Why do people work? Do people work only to earn money, pay bills, and live in some comfort? Or might they also work for a more inherent reason?
We all need money to live in comfort and to support our families. However, I believe that most human beings thrive in environments that provide recognition for their accomplishments. While you can assist your roommates or family members at home, whether or not they will notice and appreciate your efforts is often a crapshoot.
On the other hand, I believe that a place in which we can be recognized consistently is at work. When we are at work, we are measured for our contributions toward revenue growth, or for our efforts that increase net profits. Revenue growth and net profits can be measured, and their increases are easy to appreciate because increases in these areas impress investors.
It is important that all individual employees be given a set of metrics or Key Performance Indicators (KPIs) that they can be measured on. If everyone is held accountable for their jobs and measured accordingly, they have a framework by which they can be recognized.
Once you have created the metrics and KPIs, you have the framework to build a consistent recognition process for every contributing member of the company which can be implemented across the organization. As I mentioned earlier, I believe that people thrive on recognition.
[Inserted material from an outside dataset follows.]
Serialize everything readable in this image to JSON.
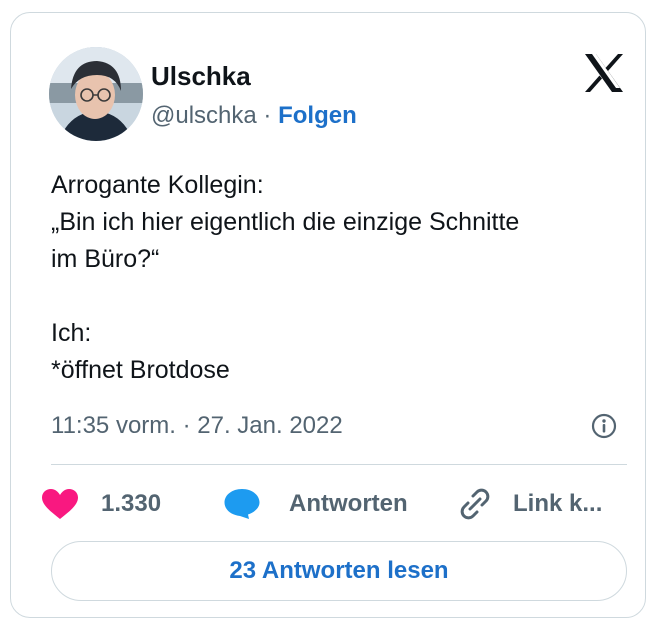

To help your employees thrive, your company should consider building a continuous recognition program.
A continuous recognition program may recognize those individuals who consistently meet their objectives. This is an easy place to start. To get your entire organization to flourish, however, your company might consider recognizing employees who have made incremental improvements. You may want to recognize people who contribute to the greater community, for example. The continuous recognition program can be run as often as you’d like — monthly, quarterly, semi-annually, etc.
Give Managers the opportunity to do “spot” recognition, on the fly and in front of their teams. This type of recognition will prevent complacency. Imagine how you might feel if, out-of-the-blue, your manager recognized you and gave you the rest of the day off because of your contribution to the company.
The method of recognition can take many forms. As a company, decide if you will give days off, gift cards, cash, etc. However, don’t let these be the only forms used for recognizing your team members. A nice letter, on company letterhead, or a note of thanks can go a long way in motivating your team and building a “thriving” organizational culture.
Once you design a continuous recognition program and implement it, you will watch your team members and organization prosper